The Environmental Sample Processor (ESP) is an advanced, underwater, robotic biosensor. Described as a "lab in a can", it enables remote, automated measurements of harmful algae and their toxins. Harmful algal blooms (HABs), are known to contaminate razor clams and other shellfish along the Washington Coast, endangering humans that consume them. This can lead to shellfish harvest closures that can cause profound social, economic, and cultural impacts long after the bloom has ended.

Every two to three days, the ESP collects a water sample, concentrates particulate material, and runs molecular diagnostics to detect and/or measure the abundance of harmful algae and the concentration of the toxin domoic acid. The ESP can detect a suite of Pseudo-nitzschia species, Alexandrium species and Heterosigma akashiwo. The sensor sends the information in near-real time back to land where it is available to view at ESP Now.

The ESP is deployed on an existing near-real time ocean observatory located 13 miles offshore from the town of La Push, Washington within the Olympic Coast National Marine Sanctuary. The mooring site, the Northwest Enhanced Moored Observatory (NEMO), is owned and operated by the University of Washington (UW) and the Northwest Association of Networked Ocean Observing Systems (NANOOS) and consists of a heavily-instrumented surface mooring, Ćháʔba· (named by the Quileute Tribe and meaning "whale tail") and a companion sub-surface profiling mooring 400 meters away (NEMO-Subsurface). The NEMO system samples meteorology and ocean properties at depths from 1 to 85 meters. The ESP is contained within the NEMO-Subsurface float 18 m below the surface.

The NEMO Observatory site was chosen as the location for ESP sampling because it is within the likely transport path for toxic Pseudo-nitzschia blooms onto the coastal beaches where they can contaminate shellfish. An oceanographic feature, the Juan de Fuca Eddy, is a seasonal eddy that is known to retain phytoplankton including Pseudo-nitzschia species for longer periods of time compared to the open coastline. Toxic cells can escape from the eddy and be transported southward during certain wind conditions. Other mechanisms leading to on-shore flow can then transport the cells to the Washington coast where they can contaminate shellfish.

The ESP deployment is funded by the Integrated Ocean Observing System Ocean Technology Transition (IOOS OTT) program. The IOOS OTT program's vision is to transition marine observing technology to operations which will result in improved ocean, coastal, and Great Lakes observing capabilities that are critical for helping us understand our ocean, coastal, and marine environments and improve environmental intelligence for decision making.

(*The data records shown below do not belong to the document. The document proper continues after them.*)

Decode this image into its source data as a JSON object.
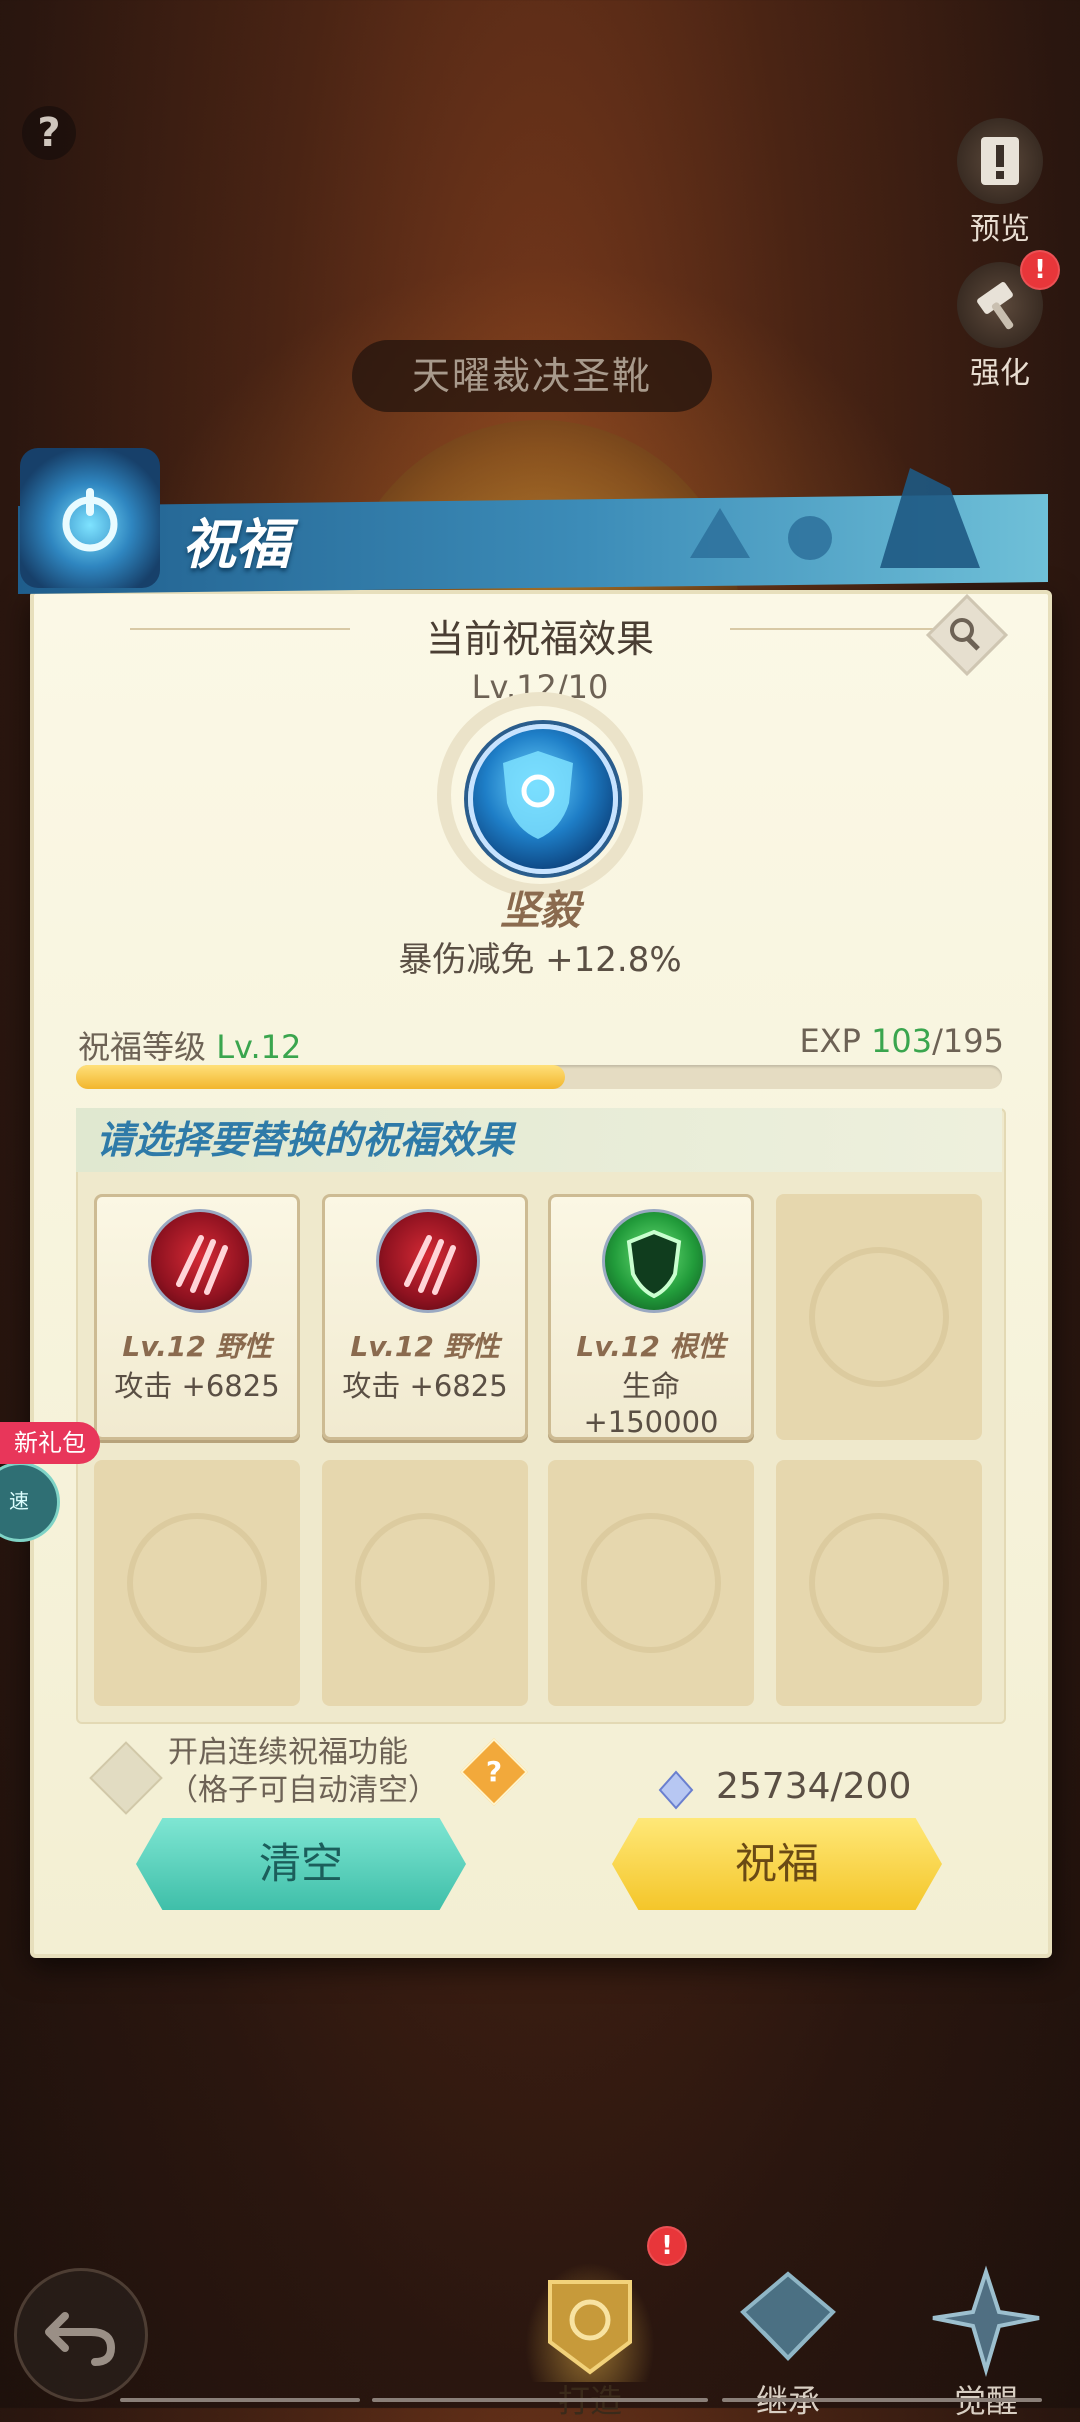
{
  "top": {
    "help_label": "?",
    "item_title": "天曜裁决圣靴",
    "preview_label": "预览",
    "enhance_label": "强化",
    "enhance_badge": "!"
  },
  "panel": {
    "title": "祝福",
    "current_section_title": "当前祝福效果",
    "current_level": "Lv.12/10",
    "effect_name": "坚毅",
    "effect_stat": "暴伤减免 +12.8%",
    "bless_level_label": "祝福等级",
    "bless_level_value": "Lv.12",
    "exp_label": "EXP",
    "exp_current": "103",
    "exp_max": "/195",
    "exp_progress": 0.528,
    "choose_title": "请选择要替换的祝福效果",
    "slots": [
      {
        "name": "Lv.12 野性",
        "stat": "攻击 +6825",
        "icon": "claw-icon"
      },
      {
        "name": "Lv.12 野性",
        "stat": "攻击 +6825",
        "icon": "claw-icon"
      },
      {
        "name": "Lv.12 根性",
        "stat": "生命 +150000",
        "icon": "shield-crest-icon"
      }
    ],
    "auto_line1": "开启连续祝福功能",
    "auto_line2": "（格子可自动清空）",
    "q_label": "?",
    "cost": "25734/200",
    "clear_button": "清空",
    "bless_button": "祝福"
  },
  "side": {
    "gift_tag": "新礼包",
    "speed_label": "速"
  },
  "tabs": [
    {
      "label": "打造",
      "active": true
    },
    {
      "label": "继承",
      "active": false
    },
    {
      "label": "觉醒",
      "active": false
    }
  ],
  "tab_badge": "!",
  "colors": {
    "accent_green": "#3aa54e",
    "banner_blue": "#2f7fb0",
    "button_teal": "#5ad0bd",
    "button_yellow": "#f8d84a"
  }
}
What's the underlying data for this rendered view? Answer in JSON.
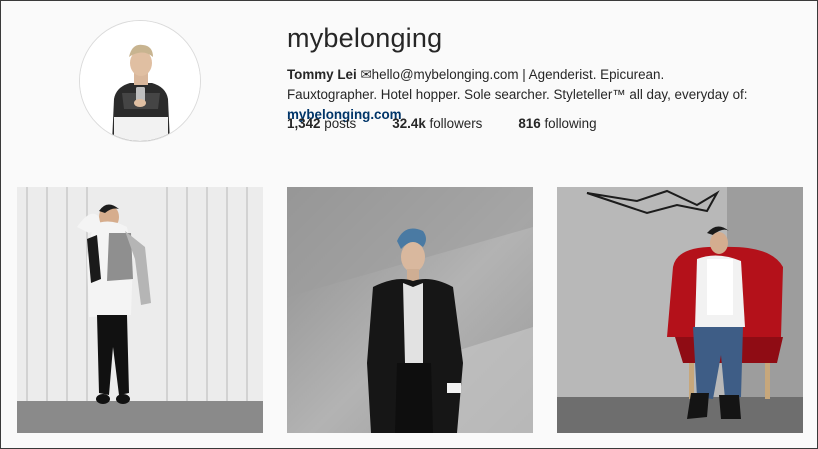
{
  "profile": {
    "username": "mybelonging",
    "bio": {
      "name": "Tommy Lei",
      "envelope_glyph": "✉",
      "text": "hello@mybelonging.com | Agenderist. Epicurean. Fauxtographer. Hotel hopper. Sole searcher. Styleteller™ all day, everyday of: ",
      "link": "mybelonging.com"
    },
    "stats": {
      "posts_count": "1,342",
      "posts_label": "posts",
      "followers_count": "32.4k",
      "followers_label": "followers",
      "following_count": "816",
      "following_label": "following"
    }
  },
  "posts": [
    {
      "alt_icon": "photo-man-white-wall"
    },
    {
      "alt_icon": "photo-man-grey-wall"
    },
    {
      "alt_icon": "photo-man-red-chair"
    }
  ],
  "colors": {
    "link": "#003569",
    "border": "#dbdbdb",
    "background": "#fafafa"
  }
}
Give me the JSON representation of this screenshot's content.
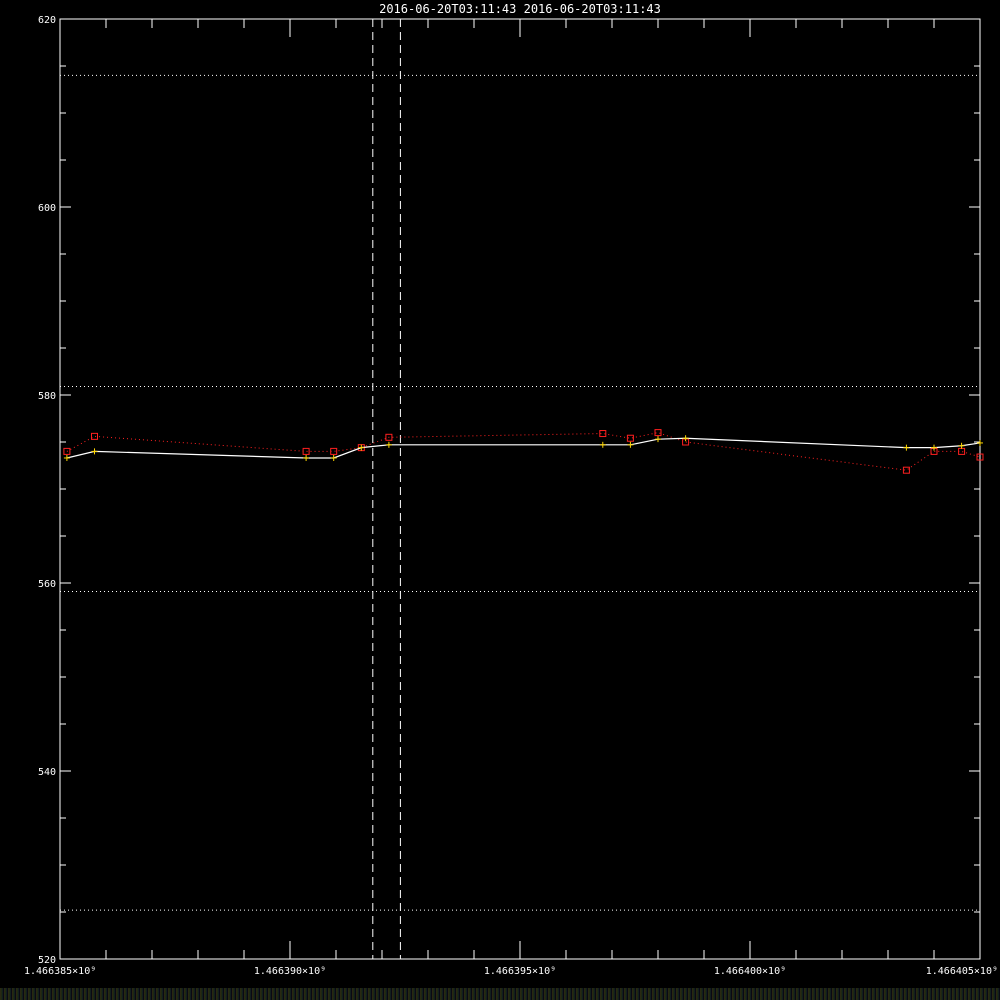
{
  "chart_data": {
    "type": "line",
    "title": "2016-06-20T03:11:43  2016-06-20T03:11:43",
    "xlabel": "",
    "ylabel": "",
    "xlim": [
      1466385000,
      1466405000
    ],
    "ylim": [
      520,
      620
    ],
    "x_ticks": [
      1466385000,
      1466390000,
      1466395000,
      1466400000,
      1466405000
    ],
    "x_tick_labels": [
      "1.466385×10⁹",
      "1.466390×10⁹",
      "1.466395×10⁹",
      "1.466400×10⁹",
      "1.466405×10⁹"
    ],
    "y_ticks": [
      520,
      540,
      560,
      580,
      600,
      620
    ],
    "y_tick_labels": [
      "520",
      "540",
      "560",
      "580",
      "600",
      "620"
    ],
    "vertical_dashed_lines": [
      1466391800,
      1466392400
    ],
    "horizontal_dotted_lines": [
      525.2,
      559.1,
      580.9,
      614.0
    ],
    "series": [
      {
        "style": "solid-white-with-yellow-plus-markers",
        "color": "#ffffff",
        "marker_color": "#ffd700",
        "x": [
          1466385150,
          1466385750,
          1466390350,
          1466390950,
          1466391550,
          1466392150,
          1466396800,
          1466397400,
          1466398000,
          1466398600,
          1466403400,
          1466404000,
          1466404600,
          1466405000
        ],
        "y": [
          573.3,
          574.0,
          573.3,
          573.3,
          574.4,
          574.7,
          574.7,
          574.7,
          575.3,
          575.4,
          574.4,
          574.4,
          574.6,
          574.9
        ]
      },
      {
        "style": "dotted-red-with-square-markers",
        "color": "#ff2020",
        "marker": "square",
        "x": [
          1466385150,
          1466385750,
          1466390350,
          1466390950,
          1466391550,
          1466392150,
          1466396800,
          1466397400,
          1466398000,
          1466398600,
          1466403400,
          1466404000,
          1466404600,
          1466405000
        ],
        "y": [
          574.0,
          575.6,
          574.0,
          574.0,
          574.4,
          575.5,
          575.9,
          575.4,
          576.0,
          575.0,
          572.0,
          574.0,
          574.0,
          573.4
        ]
      }
    ],
    "grid": false,
    "legend": "none"
  },
  "colors": {
    "background": "#000000",
    "axes": "#ffffff",
    "series_main": "#ffffff",
    "series_marker": "#ffd700",
    "series_alt": "#ff2020"
  }
}
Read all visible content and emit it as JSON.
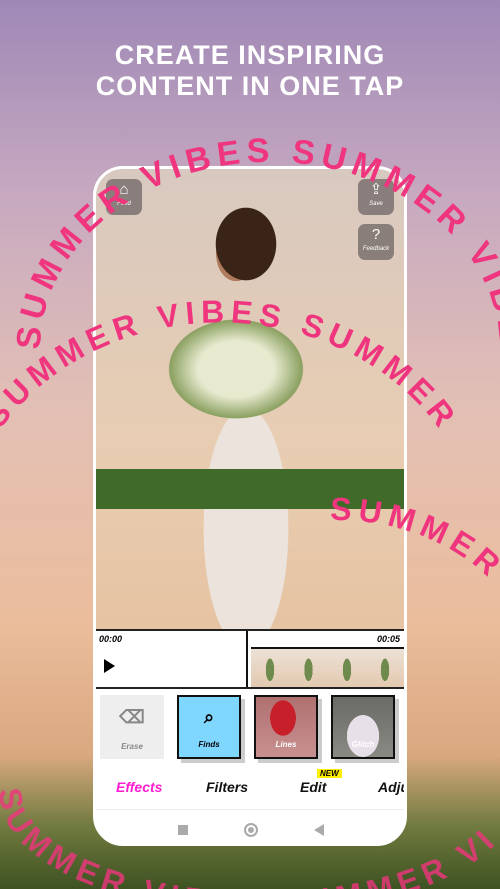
{
  "headline": {
    "line1": "CREATE INSPIRING",
    "line2": "CONTENT IN ONE TAP"
  },
  "overlay_text": "SUMMER VIBES SUMMER VIBES SUMMER VIBES",
  "colors": {
    "accent": "#ff1fd0",
    "overlay": "#f0357f",
    "finds_bg": "#7fd6ff",
    "new_badge": "#ffee00"
  },
  "top_buttons": {
    "feed": "Feed",
    "save": "Save",
    "feedback": "Feedback"
  },
  "timeline": {
    "start": "00:00",
    "end": "00:05"
  },
  "effects": [
    {
      "label": "Erase"
    },
    {
      "label": "Finds"
    },
    {
      "label": "Lines"
    },
    {
      "label": "Glitch"
    }
  ],
  "tabs": [
    {
      "label": "Effects",
      "active": true
    },
    {
      "label": "Filters"
    },
    {
      "label": "Edit",
      "badge": "NEW"
    },
    {
      "label": "Adju"
    }
  ]
}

The information collected by the ESP will be conveyed in near-real time to scientists, coastal managers, and public health officials to support decisions related to potential shellfish harvesting closures. Such decision-making is critical for coastal communities that can be severely impacted by HABs because of the significant human health risk and the financial hardships accompanying the closure of commercial shellfish beds.